What surprised me was how far the owner of PCSX4 goes to try and scam their visitors. They have fake images, frequently asked questions and even video guides with impressive editing on how to install the emulator.
The only thing that I could spot which looks absolutely fake is their GitHub repository. Their repositories haven’t been updated in over a month, while the homepage shows that the latest update was today. Sounds very strange if you ask me.
Downloading their software
It got interesting real quick after I took an attempt at downloading their PS4 emulator. After I pressed the download button located on their homepage it asked me if I wanted to download for Windows or macOS. Here it also shows that the emulator was last updated today, which is not the case if we take a look at their GitHub. They most likely just use an easy PHP-function to display today’s date, another trick to improve their conversions.
What happened next did not surprise me at all; the good-old survey scam, also called ‘human verification’. The website will ask you to perform a quick human verification. Meanwhile, for every survey being filled out the website owner will receive a sum of money. This depends on the country but on average it will be $1-$2.
Knowing it’s a scam, I still wanted to know what happens after a survey has been completed. I clicked on the Red Bull giveaway offer and it asked me a lot of random questions such as ‘who is your current ISP’, which has nothing to do with ‘Red Bull’.

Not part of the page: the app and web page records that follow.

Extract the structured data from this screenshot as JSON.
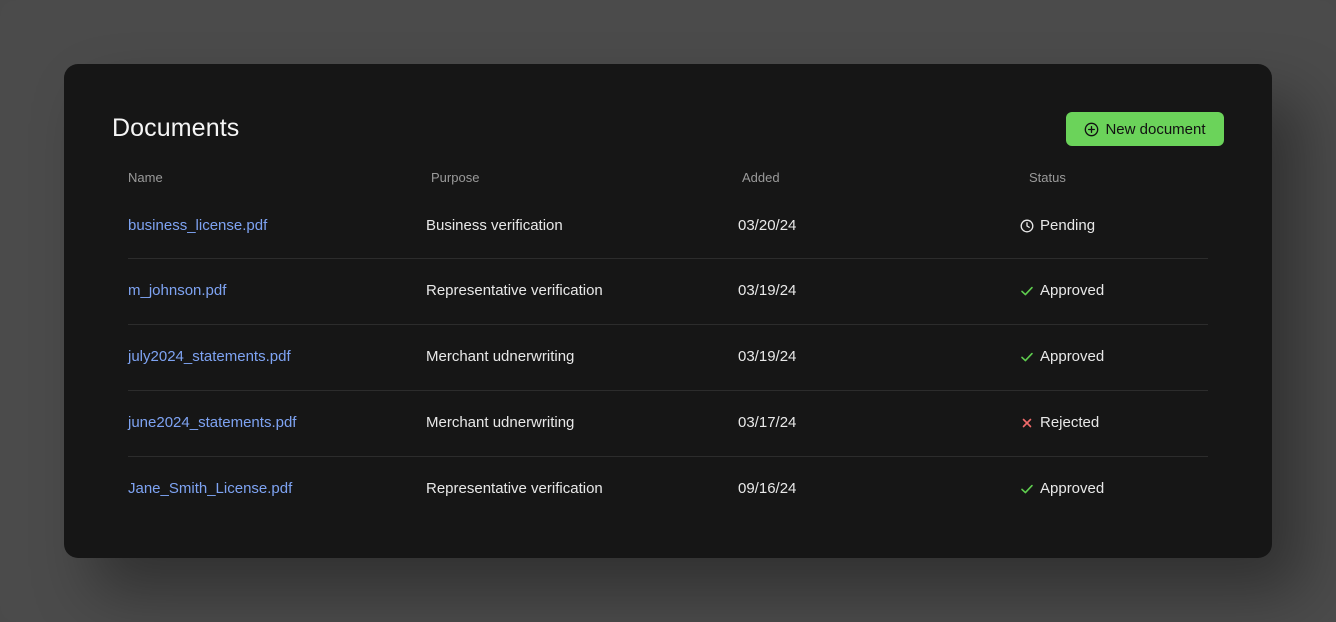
{
  "header": {
    "title": "Documents",
    "new_button_label": "New document"
  },
  "table": {
    "columns": [
      "Name",
      "Purpose",
      "Added",
      "Status"
    ],
    "rows": [
      {
        "name": "business_license.pdf",
        "purpose": "Business verification",
        "added": "03/20/24",
        "status": "Pending",
        "status_icon": "clock-icon"
      },
      {
        "name": "m_johnson.pdf",
        "purpose": "Representative verification",
        "added": "03/19/24",
        "status": "Approved",
        "status_icon": "check-icon"
      },
      {
        "name": "july2024_statements.pdf",
        "purpose": "Merchant udnerwriting",
        "added": "03/19/24",
        "status": "Approved",
        "status_icon": "check-icon"
      },
      {
        "name": "june2024_statements.pdf",
        "purpose": "Merchant udnerwriting",
        "added": "03/17/24",
        "status": "Rejected",
        "status_icon": "x-icon"
      },
      {
        "name": "Jane_Smith_License.pdf",
        "purpose": "Representative verification",
        "added": "09/16/24",
        "status": "Approved",
        "status_icon": "check-icon"
      }
    ]
  },
  "colors": {
    "accent_button": "#6bd35a",
    "link": "#7ea3f2",
    "approved": "#5fce4f",
    "rejected": "#f06a6a",
    "pending": "#e8e8e8"
  }
}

After completing the whole survey, which took about four minutes, nothing happened on the ps4 emulator website as I already expected. It just tries to get the users to fill out another survey.
After trying to download this ps4 emulator on my PC I can say it is a scam, even though they provide screenshots and videos that make this software look legit. The survey method has been used very often and is a big red flag. Also, the GitHub repository is what gave a red flag, next to the reviews I have read on other social media platforms.
Orbital (PS4 emulator)
Orbital is an experimental PlayStation 4 emulator, according to their official GitHub repository. It is actually possible to clone their repository and build the emulator. The only downside is that this emulator is not able to run any games yet.
According to their official website, it will be possible to play games on the emulator in 2049. I am not completely sure if that is a joke or that it will happen earlier, but this one is not a scam. On their GitHub, it is also possible to see what commits are being made by AlexAltea, which looks like the main developer of Orbital.